Activity
Word for word, copy the data that follows and skip its pictures.

Supplied records
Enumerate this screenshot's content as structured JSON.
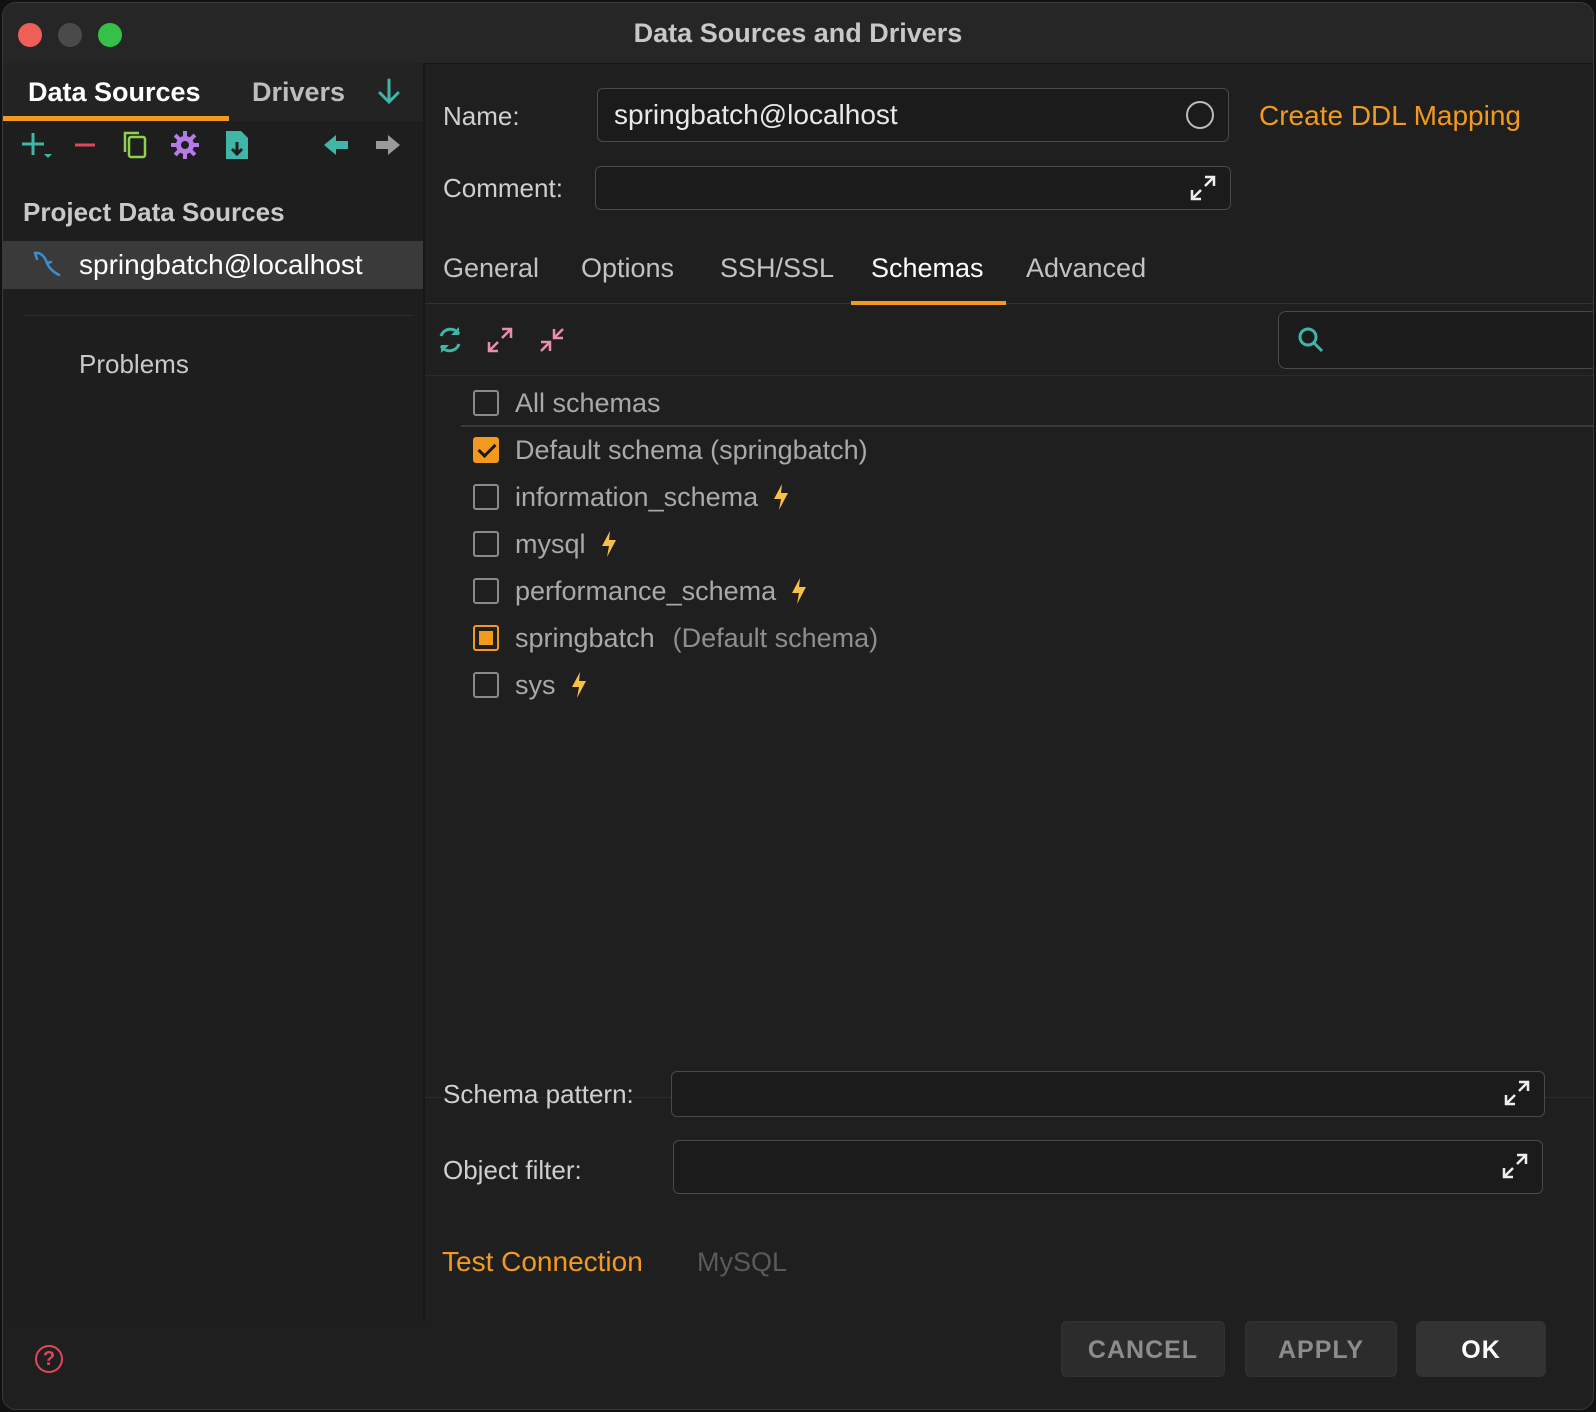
{
  "window": {
    "title": "Data Sources and Drivers"
  },
  "left": {
    "tabs": [
      {
        "label": "Data Sources"
      },
      {
        "label": "Drivers"
      }
    ],
    "section_title": "Project Data Sources",
    "items": [
      {
        "label": "springbatch@localhost"
      }
    ],
    "problems_label": "Problems",
    "icons": [
      "add-icon",
      "remove-icon",
      "copy-icon",
      "settings-icon",
      "import-icon",
      "back-icon",
      "forward-icon",
      "download-icon"
    ]
  },
  "form": {
    "name_label": "Name:",
    "name_value": "springbatch@localhost",
    "comment_label": "Comment:",
    "comment_value": "",
    "create_ddl_link": "Create DDL Mapping"
  },
  "tabs": [
    {
      "label": "General"
    },
    {
      "label": "Options"
    },
    {
      "label": "SSH/SSL"
    },
    {
      "label": "Schemas",
      "active": true
    },
    {
      "label": "Advanced"
    }
  ],
  "search": {
    "placeholder": ""
  },
  "schemas": [
    {
      "label": "All schemas",
      "sub": "",
      "state": "unchecked",
      "bolt": false
    },
    {
      "label": "Default schema (springbatch)",
      "sub": "",
      "state": "checked",
      "bolt": false
    },
    {
      "label": "information_schema",
      "sub": "",
      "state": "unchecked",
      "bolt": true
    },
    {
      "label": "mysql",
      "sub": "",
      "state": "unchecked",
      "bolt": true
    },
    {
      "label": "performance_schema",
      "sub": "",
      "state": "unchecked",
      "bolt": true
    },
    {
      "label": "springbatch",
      "sub": "(Default schema)",
      "state": "partial",
      "bolt": false
    },
    {
      "label": "sys",
      "sub": "",
      "state": "unchecked",
      "bolt": true
    }
  ],
  "filters": {
    "schema_pattern_label": "Schema pattern:",
    "schema_pattern_value": "",
    "object_filter_label": "Object filter:",
    "object_filter_value": ""
  },
  "test_connection_link": "Test Connection",
  "driver_label": "MySQL",
  "buttons": {
    "cancel": "CANCEL",
    "apply": "APPLY",
    "ok": "OK"
  },
  "colors": {
    "accent": "#f39a1e",
    "bolt": "#f7c04a",
    "teal": "#3fb6a8",
    "pink": "#e88fb0"
  }
}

Answer box
Enumerate this screenshot's content as structured JSON.
{
  "window": {
    "title": "Data Sources and Drivers"
  },
  "left": {
    "tabs": [
      {
        "label": "Data Sources"
      },
      {
        "label": "Drivers"
      }
    ],
    "section_title": "Project Data Sources",
    "items": [
      {
        "label": "springbatch@localhost"
      }
    ],
    "problems_label": "Problems",
    "icons": [
      "add-icon",
      "remove-icon",
      "copy-icon",
      "settings-icon",
      "import-icon",
      "back-icon",
      "forward-icon",
      "download-icon"
    ]
  },
  "form": {
    "name_label": "Name:",
    "name_value": "springbatch@localhost",
    "comment_label": "Comment:",
    "comment_value": "",
    "create_ddl_link": "Create DDL Mapping"
  },
  "tabs": [
    {
      "label": "General"
    },
    {
      "label": "Options"
    },
    {
      "label": "SSH/SSL"
    },
    {
      "label": "Schemas",
      "active": true
    },
    {
      "label": "Advanced"
    }
  ],
  "search": {
    "placeholder": ""
  },
  "schemas": [
    {
      "label": "All schemas",
      "sub": "",
      "state": "unchecked",
      "bolt": false
    },
    {
      "label": "Default schema (springbatch)",
      "sub": "",
      "state": "checked",
      "bolt": false
    },
    {
      "label": "information_schema",
      "sub": "",
      "state": "unchecked",
      "bolt": true
    },
    {
      "label": "mysql",
      "sub": "",
      "state": "unchecked",
      "bolt": true
    },
    {
      "label": "performance_schema",
      "sub": "",
      "state": "unchecked",
      "bolt": true
    },
    {
      "label": "springbatch",
      "sub": "(Default schema)",
      "state": "partial",
      "bolt": false
    },
    {
      "label": "sys",
      "sub": "",
      "state": "unchecked",
      "bolt": true
    }
  ],
  "filters": {
    "schema_pattern_label": "Schema pattern:",
    "schema_pattern_value": "",
    "object_filter_label": "Object filter:",
    "object_filter_value": ""
  },
  "test_connection_link": "Test Connection",
  "driver_label": "MySQL",
  "buttons": {
    "cancel": "CANCEL",
    "apply": "APPLY",
    "ok": "OK"
  },
  "colors": {
    "accent": "#f39a1e",
    "bolt": "#f7c04a",
    "teal": "#3fb6a8",
    "pink": "#e88fb0"
  }
}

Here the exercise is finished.